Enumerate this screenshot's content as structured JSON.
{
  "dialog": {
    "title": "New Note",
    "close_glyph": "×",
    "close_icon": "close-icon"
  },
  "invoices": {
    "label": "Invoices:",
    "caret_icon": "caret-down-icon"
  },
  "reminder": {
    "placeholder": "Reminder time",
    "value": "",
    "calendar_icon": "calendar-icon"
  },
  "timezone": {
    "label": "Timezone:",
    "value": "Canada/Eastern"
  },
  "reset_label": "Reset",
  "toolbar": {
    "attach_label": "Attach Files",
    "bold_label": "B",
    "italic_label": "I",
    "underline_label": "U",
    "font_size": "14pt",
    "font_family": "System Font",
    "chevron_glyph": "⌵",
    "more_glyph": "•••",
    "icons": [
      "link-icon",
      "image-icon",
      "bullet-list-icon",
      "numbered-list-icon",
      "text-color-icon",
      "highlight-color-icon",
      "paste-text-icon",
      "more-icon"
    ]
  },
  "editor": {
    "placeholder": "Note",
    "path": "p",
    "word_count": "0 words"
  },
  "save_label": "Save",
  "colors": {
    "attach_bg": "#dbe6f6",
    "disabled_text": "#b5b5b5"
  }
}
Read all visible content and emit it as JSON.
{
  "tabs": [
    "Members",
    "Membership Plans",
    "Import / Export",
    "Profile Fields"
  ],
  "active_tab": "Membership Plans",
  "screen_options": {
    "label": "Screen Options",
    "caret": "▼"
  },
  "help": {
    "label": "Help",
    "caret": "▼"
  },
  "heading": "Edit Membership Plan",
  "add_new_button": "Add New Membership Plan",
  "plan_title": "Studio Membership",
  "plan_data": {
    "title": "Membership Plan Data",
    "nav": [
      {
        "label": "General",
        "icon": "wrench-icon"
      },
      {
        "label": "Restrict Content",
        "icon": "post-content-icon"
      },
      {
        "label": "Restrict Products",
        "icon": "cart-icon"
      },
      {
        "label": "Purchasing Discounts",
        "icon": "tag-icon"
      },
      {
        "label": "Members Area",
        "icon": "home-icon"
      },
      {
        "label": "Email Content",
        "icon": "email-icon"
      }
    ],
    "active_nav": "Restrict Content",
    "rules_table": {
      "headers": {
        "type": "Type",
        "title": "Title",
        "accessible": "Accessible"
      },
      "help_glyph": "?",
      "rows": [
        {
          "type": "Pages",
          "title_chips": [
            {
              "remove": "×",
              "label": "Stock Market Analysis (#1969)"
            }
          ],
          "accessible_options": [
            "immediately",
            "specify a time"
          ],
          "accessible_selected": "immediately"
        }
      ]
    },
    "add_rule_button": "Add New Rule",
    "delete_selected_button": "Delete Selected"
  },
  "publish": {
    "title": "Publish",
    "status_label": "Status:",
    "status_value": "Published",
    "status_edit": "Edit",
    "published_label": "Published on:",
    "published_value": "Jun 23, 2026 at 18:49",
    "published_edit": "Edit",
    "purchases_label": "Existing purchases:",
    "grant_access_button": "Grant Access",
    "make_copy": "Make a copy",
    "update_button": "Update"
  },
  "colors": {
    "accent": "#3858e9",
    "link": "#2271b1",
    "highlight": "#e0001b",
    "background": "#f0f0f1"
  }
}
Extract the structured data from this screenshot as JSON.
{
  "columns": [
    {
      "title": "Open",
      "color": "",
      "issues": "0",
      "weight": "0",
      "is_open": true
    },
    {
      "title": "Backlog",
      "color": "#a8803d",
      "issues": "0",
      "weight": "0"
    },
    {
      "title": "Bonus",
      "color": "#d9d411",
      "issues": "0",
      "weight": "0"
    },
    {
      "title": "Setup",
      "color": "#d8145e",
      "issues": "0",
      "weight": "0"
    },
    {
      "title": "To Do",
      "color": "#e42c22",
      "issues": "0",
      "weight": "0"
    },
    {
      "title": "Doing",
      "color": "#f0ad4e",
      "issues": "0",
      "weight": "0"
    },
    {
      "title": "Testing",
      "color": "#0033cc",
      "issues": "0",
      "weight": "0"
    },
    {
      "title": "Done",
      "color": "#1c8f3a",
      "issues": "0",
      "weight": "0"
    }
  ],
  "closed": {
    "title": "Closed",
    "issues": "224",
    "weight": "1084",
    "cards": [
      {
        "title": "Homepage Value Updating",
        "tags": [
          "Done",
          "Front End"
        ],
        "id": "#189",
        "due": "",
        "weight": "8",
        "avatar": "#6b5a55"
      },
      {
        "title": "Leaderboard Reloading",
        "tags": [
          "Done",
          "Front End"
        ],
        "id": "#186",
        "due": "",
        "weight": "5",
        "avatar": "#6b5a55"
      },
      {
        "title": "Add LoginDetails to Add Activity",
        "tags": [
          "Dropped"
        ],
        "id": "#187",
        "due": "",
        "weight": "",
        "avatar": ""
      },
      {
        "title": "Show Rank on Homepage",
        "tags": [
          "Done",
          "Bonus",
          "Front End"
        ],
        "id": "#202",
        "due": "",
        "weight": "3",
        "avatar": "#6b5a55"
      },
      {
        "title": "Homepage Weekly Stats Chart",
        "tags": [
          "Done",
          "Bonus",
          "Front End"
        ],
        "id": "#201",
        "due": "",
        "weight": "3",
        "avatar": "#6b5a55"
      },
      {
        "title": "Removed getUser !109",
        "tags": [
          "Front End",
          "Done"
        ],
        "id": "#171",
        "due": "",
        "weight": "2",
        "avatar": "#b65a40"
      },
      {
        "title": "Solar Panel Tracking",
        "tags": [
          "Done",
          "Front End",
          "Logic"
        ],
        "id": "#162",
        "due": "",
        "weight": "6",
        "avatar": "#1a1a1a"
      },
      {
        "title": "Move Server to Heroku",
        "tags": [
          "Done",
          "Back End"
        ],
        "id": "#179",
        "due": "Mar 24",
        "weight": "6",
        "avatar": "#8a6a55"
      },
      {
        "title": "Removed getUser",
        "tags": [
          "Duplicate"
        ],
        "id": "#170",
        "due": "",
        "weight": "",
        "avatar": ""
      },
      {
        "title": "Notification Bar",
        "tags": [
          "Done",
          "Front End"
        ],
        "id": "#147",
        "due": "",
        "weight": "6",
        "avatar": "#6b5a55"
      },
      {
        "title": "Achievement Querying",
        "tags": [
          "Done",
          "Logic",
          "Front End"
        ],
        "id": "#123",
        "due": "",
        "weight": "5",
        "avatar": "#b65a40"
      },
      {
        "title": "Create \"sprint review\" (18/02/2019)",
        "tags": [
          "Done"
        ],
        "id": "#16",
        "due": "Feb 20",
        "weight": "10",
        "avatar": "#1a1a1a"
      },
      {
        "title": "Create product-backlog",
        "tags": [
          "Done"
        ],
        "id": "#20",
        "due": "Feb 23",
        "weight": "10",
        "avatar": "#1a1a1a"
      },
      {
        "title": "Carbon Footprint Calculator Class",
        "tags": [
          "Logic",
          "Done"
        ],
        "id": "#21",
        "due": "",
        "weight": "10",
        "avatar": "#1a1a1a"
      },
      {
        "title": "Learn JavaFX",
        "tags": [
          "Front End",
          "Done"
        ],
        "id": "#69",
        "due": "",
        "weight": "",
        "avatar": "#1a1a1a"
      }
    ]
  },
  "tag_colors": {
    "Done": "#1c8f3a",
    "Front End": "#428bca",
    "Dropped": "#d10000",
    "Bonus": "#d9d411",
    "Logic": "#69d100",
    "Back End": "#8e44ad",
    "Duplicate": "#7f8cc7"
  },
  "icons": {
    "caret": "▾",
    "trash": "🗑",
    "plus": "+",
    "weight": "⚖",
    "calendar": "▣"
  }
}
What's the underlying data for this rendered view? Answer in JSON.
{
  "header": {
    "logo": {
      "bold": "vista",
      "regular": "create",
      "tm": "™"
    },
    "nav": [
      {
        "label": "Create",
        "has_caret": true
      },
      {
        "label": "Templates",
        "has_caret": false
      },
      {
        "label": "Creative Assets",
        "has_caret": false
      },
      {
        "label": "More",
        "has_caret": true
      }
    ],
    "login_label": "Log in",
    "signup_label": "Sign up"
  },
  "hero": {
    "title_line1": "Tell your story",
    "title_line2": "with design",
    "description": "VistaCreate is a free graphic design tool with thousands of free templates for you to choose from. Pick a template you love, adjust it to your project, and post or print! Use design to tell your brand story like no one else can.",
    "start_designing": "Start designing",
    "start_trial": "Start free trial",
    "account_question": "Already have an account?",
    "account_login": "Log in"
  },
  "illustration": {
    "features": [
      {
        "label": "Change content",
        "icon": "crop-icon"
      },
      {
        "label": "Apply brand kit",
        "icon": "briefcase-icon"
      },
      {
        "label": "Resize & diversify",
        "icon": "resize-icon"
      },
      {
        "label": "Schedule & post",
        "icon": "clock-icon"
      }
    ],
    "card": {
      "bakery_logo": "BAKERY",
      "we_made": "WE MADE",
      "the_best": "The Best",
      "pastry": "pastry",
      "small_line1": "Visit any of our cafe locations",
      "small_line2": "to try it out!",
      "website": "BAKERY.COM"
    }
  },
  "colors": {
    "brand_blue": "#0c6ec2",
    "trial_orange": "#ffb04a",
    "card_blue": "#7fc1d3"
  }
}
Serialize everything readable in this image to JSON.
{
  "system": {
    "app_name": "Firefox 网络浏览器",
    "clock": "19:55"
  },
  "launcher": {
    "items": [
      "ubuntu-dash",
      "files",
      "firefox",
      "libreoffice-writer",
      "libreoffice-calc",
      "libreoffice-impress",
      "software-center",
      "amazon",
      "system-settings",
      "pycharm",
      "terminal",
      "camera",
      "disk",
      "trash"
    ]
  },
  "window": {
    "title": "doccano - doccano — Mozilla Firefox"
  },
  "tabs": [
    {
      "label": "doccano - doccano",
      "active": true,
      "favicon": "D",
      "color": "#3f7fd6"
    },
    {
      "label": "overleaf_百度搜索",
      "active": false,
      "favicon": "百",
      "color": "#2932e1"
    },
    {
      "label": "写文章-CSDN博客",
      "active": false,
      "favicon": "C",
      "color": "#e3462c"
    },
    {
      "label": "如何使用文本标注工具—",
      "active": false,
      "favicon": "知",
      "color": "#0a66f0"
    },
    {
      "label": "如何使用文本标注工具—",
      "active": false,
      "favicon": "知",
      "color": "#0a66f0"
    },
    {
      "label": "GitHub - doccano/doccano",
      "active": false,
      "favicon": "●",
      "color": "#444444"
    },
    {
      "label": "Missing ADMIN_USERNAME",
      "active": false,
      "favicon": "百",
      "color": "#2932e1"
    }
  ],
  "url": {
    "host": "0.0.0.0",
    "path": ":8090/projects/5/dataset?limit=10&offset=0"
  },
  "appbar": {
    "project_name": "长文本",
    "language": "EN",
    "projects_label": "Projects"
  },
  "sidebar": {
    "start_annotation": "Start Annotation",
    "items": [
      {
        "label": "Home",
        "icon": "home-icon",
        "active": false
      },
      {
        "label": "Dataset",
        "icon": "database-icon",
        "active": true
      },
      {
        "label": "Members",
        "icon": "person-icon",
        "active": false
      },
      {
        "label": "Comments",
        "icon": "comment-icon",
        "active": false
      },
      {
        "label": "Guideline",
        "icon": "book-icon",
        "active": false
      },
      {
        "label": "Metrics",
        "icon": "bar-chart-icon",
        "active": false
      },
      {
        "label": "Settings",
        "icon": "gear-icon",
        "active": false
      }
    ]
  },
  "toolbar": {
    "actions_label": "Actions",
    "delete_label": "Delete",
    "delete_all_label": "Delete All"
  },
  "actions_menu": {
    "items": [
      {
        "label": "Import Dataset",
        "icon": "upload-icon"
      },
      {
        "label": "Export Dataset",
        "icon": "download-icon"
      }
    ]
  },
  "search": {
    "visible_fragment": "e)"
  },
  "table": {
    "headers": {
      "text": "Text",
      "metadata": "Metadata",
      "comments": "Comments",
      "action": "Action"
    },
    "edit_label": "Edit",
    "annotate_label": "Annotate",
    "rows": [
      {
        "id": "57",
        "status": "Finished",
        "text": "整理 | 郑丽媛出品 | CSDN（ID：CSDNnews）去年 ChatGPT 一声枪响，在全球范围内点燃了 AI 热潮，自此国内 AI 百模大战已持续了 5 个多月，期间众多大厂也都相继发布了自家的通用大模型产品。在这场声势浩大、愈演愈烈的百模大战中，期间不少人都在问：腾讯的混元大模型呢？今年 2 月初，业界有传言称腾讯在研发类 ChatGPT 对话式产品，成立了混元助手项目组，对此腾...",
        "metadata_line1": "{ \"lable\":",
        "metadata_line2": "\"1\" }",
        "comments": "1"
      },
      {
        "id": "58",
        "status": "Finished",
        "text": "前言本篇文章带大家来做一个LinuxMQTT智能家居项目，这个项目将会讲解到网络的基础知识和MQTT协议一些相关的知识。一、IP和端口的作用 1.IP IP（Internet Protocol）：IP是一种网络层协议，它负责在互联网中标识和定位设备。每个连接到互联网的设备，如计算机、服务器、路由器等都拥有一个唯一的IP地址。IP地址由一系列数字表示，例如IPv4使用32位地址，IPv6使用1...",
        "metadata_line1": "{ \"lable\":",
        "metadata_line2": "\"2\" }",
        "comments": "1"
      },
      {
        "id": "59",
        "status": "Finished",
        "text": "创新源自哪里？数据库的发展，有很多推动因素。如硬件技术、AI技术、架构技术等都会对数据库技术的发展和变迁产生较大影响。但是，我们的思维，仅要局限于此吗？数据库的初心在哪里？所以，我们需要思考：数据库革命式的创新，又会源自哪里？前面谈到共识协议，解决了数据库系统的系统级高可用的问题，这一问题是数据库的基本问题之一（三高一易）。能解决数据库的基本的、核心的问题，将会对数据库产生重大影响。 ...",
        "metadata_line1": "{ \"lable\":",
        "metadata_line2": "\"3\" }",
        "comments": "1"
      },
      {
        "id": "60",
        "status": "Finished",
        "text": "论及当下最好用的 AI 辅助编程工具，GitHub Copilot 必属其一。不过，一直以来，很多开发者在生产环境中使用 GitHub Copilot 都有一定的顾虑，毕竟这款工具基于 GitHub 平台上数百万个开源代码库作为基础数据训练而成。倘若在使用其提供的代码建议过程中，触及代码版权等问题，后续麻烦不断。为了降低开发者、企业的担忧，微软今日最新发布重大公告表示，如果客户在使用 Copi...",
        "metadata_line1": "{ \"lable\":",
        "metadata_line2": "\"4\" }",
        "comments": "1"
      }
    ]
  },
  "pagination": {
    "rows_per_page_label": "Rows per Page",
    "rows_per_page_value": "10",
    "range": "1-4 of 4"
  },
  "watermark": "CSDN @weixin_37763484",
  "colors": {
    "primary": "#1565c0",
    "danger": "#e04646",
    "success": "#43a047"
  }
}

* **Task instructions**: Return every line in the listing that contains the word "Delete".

* **Written solution**:
    "delete_selected_button": "Delete Selected"
    "delete_label": "Delete",
    "delete_all_label": "Delete All"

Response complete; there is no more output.